Houston Public Library launches self-service book kiosk at Hobby Airport

The new “BOOKLink” machine at the south Houston airport contains 100-plus traditional paper books and also provides free access to hundreds of e-books and audiobooks.

BOOKLink Hobby Airport
Hobby Airport
Houston Public Library opened a BOOKLink self-service kiosk at Hobby Airport on Nov. 16, 2023.

Travelers at Hobby Airport no longer need to get on a plane to be transported to another place.

They can take virtual vacations by immersing themselves into books, which now are available for free and in both handheld and electronic format at the south Houston airport.

Houston Public Library launched its latest self-service kiosk, and first in an airport, on Nov. 16. As of Monday, there had been about 20 check-outs from the "BOOKLink" machine, which offers 100-plus titles in a variety of genres as well as more than 500 e-books and audiobooks, according to Patrick Atkins, the library system's deputy assistant director over materials.

"So far, it's done well," he said. "That's about what we expected (in terms of initial usage), actually probably more than we expected. If people don't know what it is and they're not really prepared with their (library) card number, it's going to be difficult to get physical books. So I would think it would be sort of a slow burn, where more and more people over several months learn about it and know that it's there, and it'll ramp up from there."

Users must have Houston Public Library cards, which are free for Texas residents, to check out traditional paper books from the BOOKLink kiosk, which is the fifth unveiled by the library system since 2019. Atkins said the Hobby Airport location is the first to offer e-books and audiobooks to non-cardholders, who can make up to three checkouts by using an email address.

The kiosks, which operate like vending machines, are part of the library system's community outreach and the citywide "One Houston, One Book" initiative to promote literacy, diversity and literary equity. Atkins said the hope is to eventually stand up a kiosk at Bush Intercontinental Airport, which is the city's largest airport.

The other "BOOKLink" machines are at the new Alief Community Center, the One Allen Center office building downtown and at TECHLink Dixon.

"It's just one of our long-term goals to provide services and resources inside the airports," Atkins said. "We'll see how this goes as a pilot."

The machine at Hobby contains five rows of 20-25 books apiece, and they are geared toward both children and adults, with a mix of fiction and non-fiction titles as well as some new releases, according to Atkins. Users can access them by scanning their library card or entering their library card number and then providing a PIN number to open the door and take the books of their choice (library card holders are allowed to borrow as many as 50 books at one time).

The check-out period is three weeks, just like at Houston Public Library branches, and the books can be returned to either the BOOKLink kiosk or to any library system location. Atkins said the machine's inventory will be electronically monitored after each checkout, and it will be restocked as needed by library staff.

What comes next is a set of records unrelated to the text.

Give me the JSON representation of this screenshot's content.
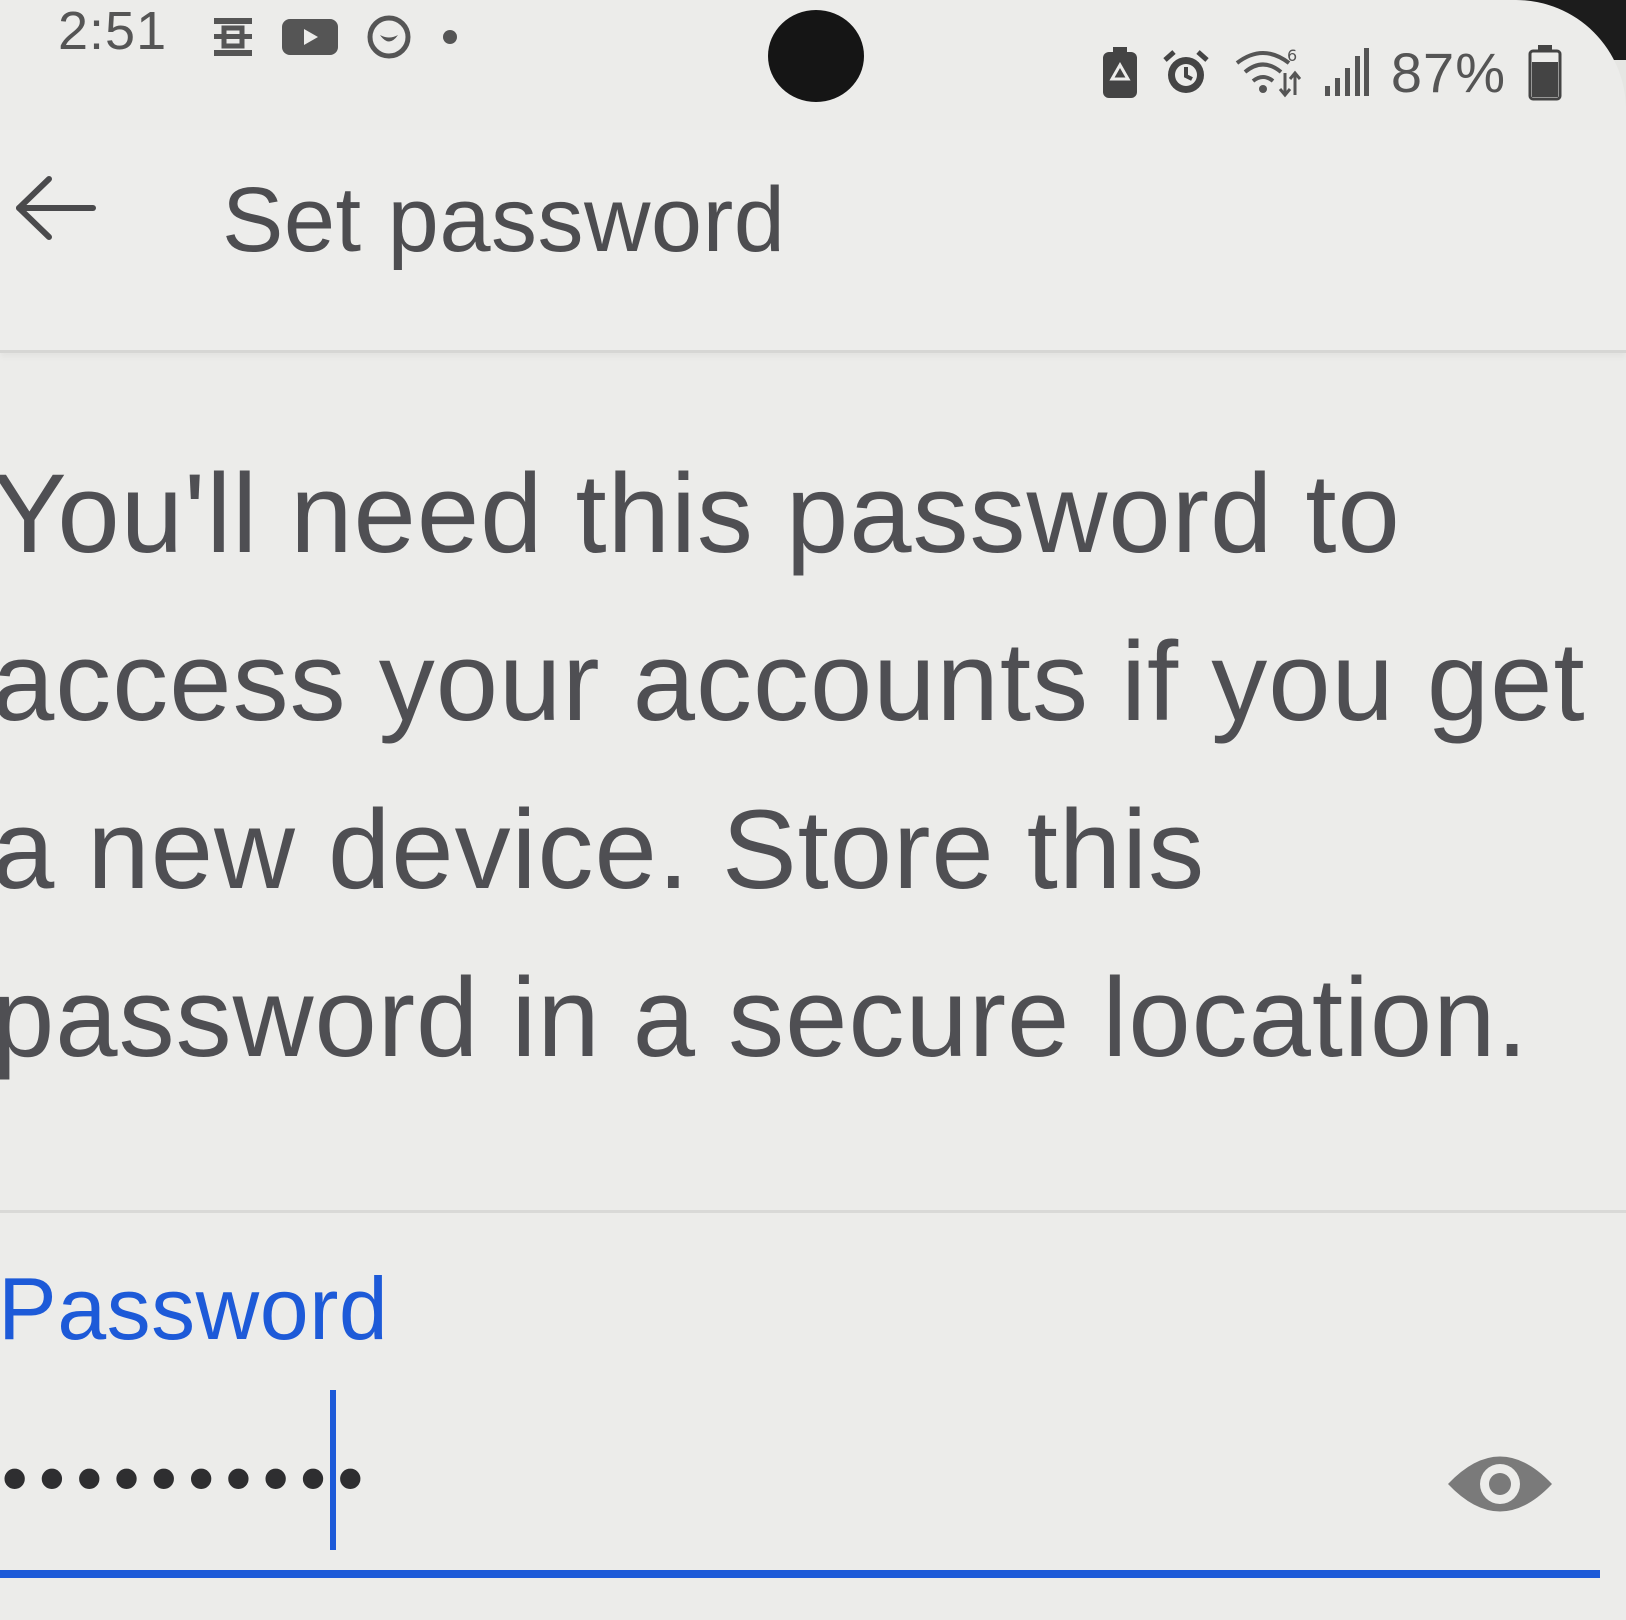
{
  "status_bar": {
    "time": "2:51",
    "left_icons": [
      "qr-scan-icon",
      "youtube-icon",
      "notification-circle-icon",
      "dot-icon"
    ],
    "right_icons": [
      "battery-saver-icon",
      "alarm-icon",
      "wifi-6-icon",
      "signal-icon"
    ],
    "battery_percent": "87%",
    "battery_level": 0.87
  },
  "app_bar": {
    "back_icon": "arrow-left-icon",
    "title": "Set password"
  },
  "description": "You'll need this password to access your accounts if you get a new device. Store this password in a secure location.",
  "password_field": {
    "label": "Password",
    "masked_value": "••••••••••",
    "toggle_icon": "eye-icon"
  },
  "colors": {
    "accent": "#1d5ad8",
    "text": "#4f4f53",
    "background": "#ececea"
  }
}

Atkins said those without library cards, who might not live in the Houston area, can check out free e-books or audiobooks, in either English or Spanish, by providing their email address. After three such checkouts, Atkins said those users must obtain a Houston Public Library card before continuing to use the service.

Library cards can be obtained online, including at the BOOKLink kiosks, and are free for Texas residents. Those outside the state can purchase cards for $20 for a six-month period, according to Atkins.

Atkins declined to say how much money the library system spent on the kiosk at Hobby, which is located inside the main airport entrance near the escalators and TSA screening area. For Houston Airports, which operates both Bush and Hobby, there are no costs associated with having the machine, according to Liliana Rambo, the chief terminal management officer for Houston Airports.

Rambo said the BOOKLink kiosk benefits both travelers and airport workers and enhances the experience at Hobby, which in 2022 became the first North American airport to receive a 5-star rating from Skytrax.

"Literature can open the reader to a new world of ideas, experiences, cultures and understanding," Rambo said. "Books, like airplanes, have the ability of transporting the reader to far-off places where new adventures can tug at the heartstrings or get hearts pounding. It's important that Houston Airports joins the Houston Public Library in its mission to expand the library's reach, and the ease and accessibility of the BOOKLink kiosks allows us that opportunity to offer support."